  • strange, did you entered ^M as I explained ? – nobe4 Apr 14 '16 at 13:24
  • My bad, didn't read that well. First solution works as well! – LB7979 Apr 14 '16 at 13:25
  • I don't know why you bother including the complicated version at all. The simpler version is...simpler. ;) (Not to mention being POSIX compliant.) Why not put it first? – Wildcard Apr 15 '16 at 0:05
  • 1
    Initially I came up with the first version, which was more natural to me, because at the time I was not aware of t, and then I added the second one. I'll change the order, you are right. How about the first one being POSIX ? – nobe4 Apr 15 '16 at 5:54

I do stuff like this all the time and just do something like %s/^foo \(.*\)/foo \1\rbar \1/ (partially because I also do a lot of similar tasks that can't be turned into something clever using a copy function, and \(.*\) is part of my muscle memory by now).

I suspect it's not POSIX-compliant (it doesn't work on other vi clones), but using ^M (C-VReturn) instead of \r seems to work on most other vi clones.

Your Answer

By clicking "Post Your Answer", you acknowledge that you have read our updated terms of service, privacy policy and cookie policy, and that your continued use of the website is subject to these policies.

Not the answer you're looking for?

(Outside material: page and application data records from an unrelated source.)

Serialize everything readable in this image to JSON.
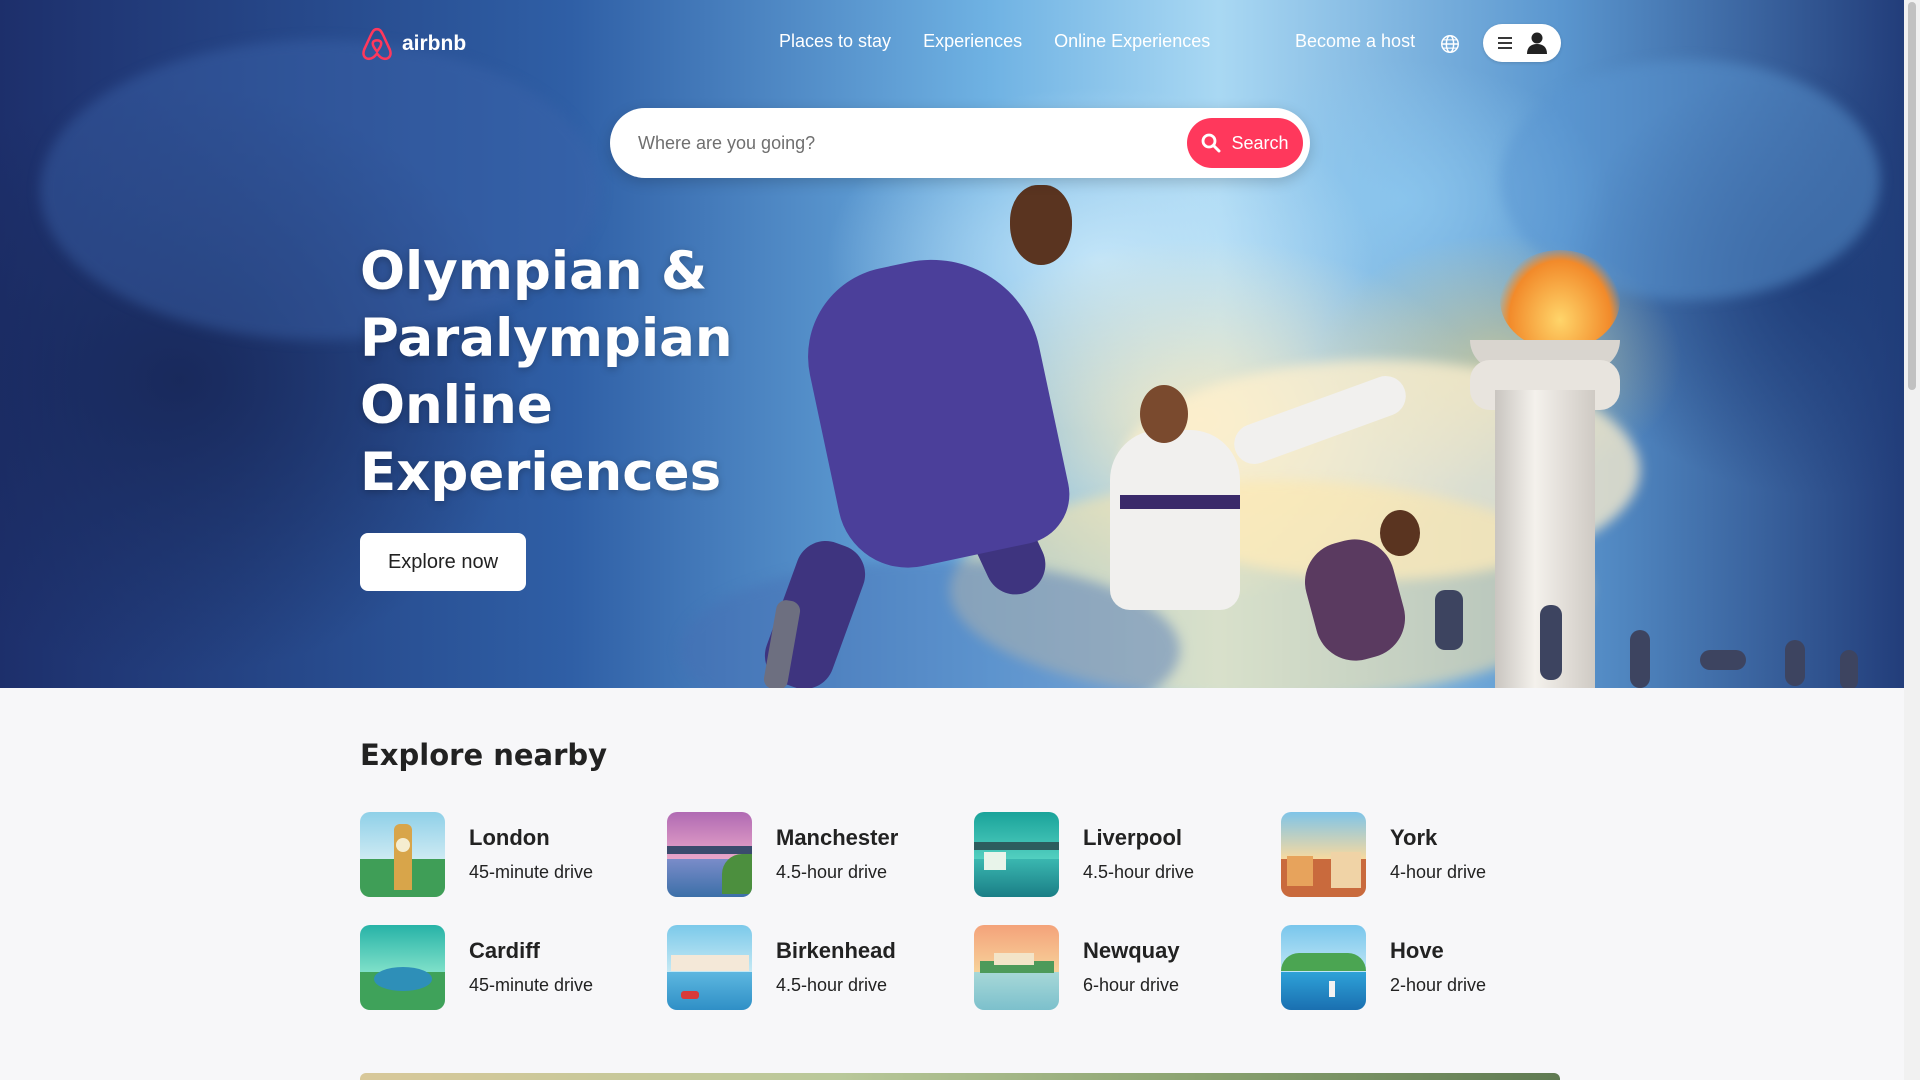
{
  "brand": {
    "name": "airbnb",
    "color": "#ff385c"
  },
  "nav": {
    "links": [
      "Places to stay",
      "Experiences",
      "Online Experiences"
    ],
    "host_label": "Become a host",
    "globe_icon": "globe-icon",
    "menu_icons": [
      "hamburger-icon",
      "user-icon"
    ]
  },
  "search": {
    "placeholder": "Where are you going?",
    "button_label": "Search"
  },
  "hero": {
    "title": "Olympian & Paralympian Online Experiences",
    "cta_label": "Explore now"
  },
  "nearby": {
    "title": "Explore nearby",
    "places": [
      {
        "name": "London",
        "distance": "45-minute drive"
      },
      {
        "name": "Manchester",
        "distance": "4.5-hour drive"
      },
      {
        "name": "Liverpool",
        "distance": "4.5-hour drive"
      },
      {
        "name": "York",
        "distance": "4-hour drive"
      },
      {
        "name": "Cardiff",
        "distance": "45-minute drive"
      },
      {
        "name": "Birkenhead",
        "distance": "4.5-hour drive"
      },
      {
        "name": "Newquay",
        "distance": "6-hour drive"
      },
      {
        "name": "Hove",
        "distance": "2-hour drive"
      }
    ]
  }
}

Browse other questions tagged or ask your own question.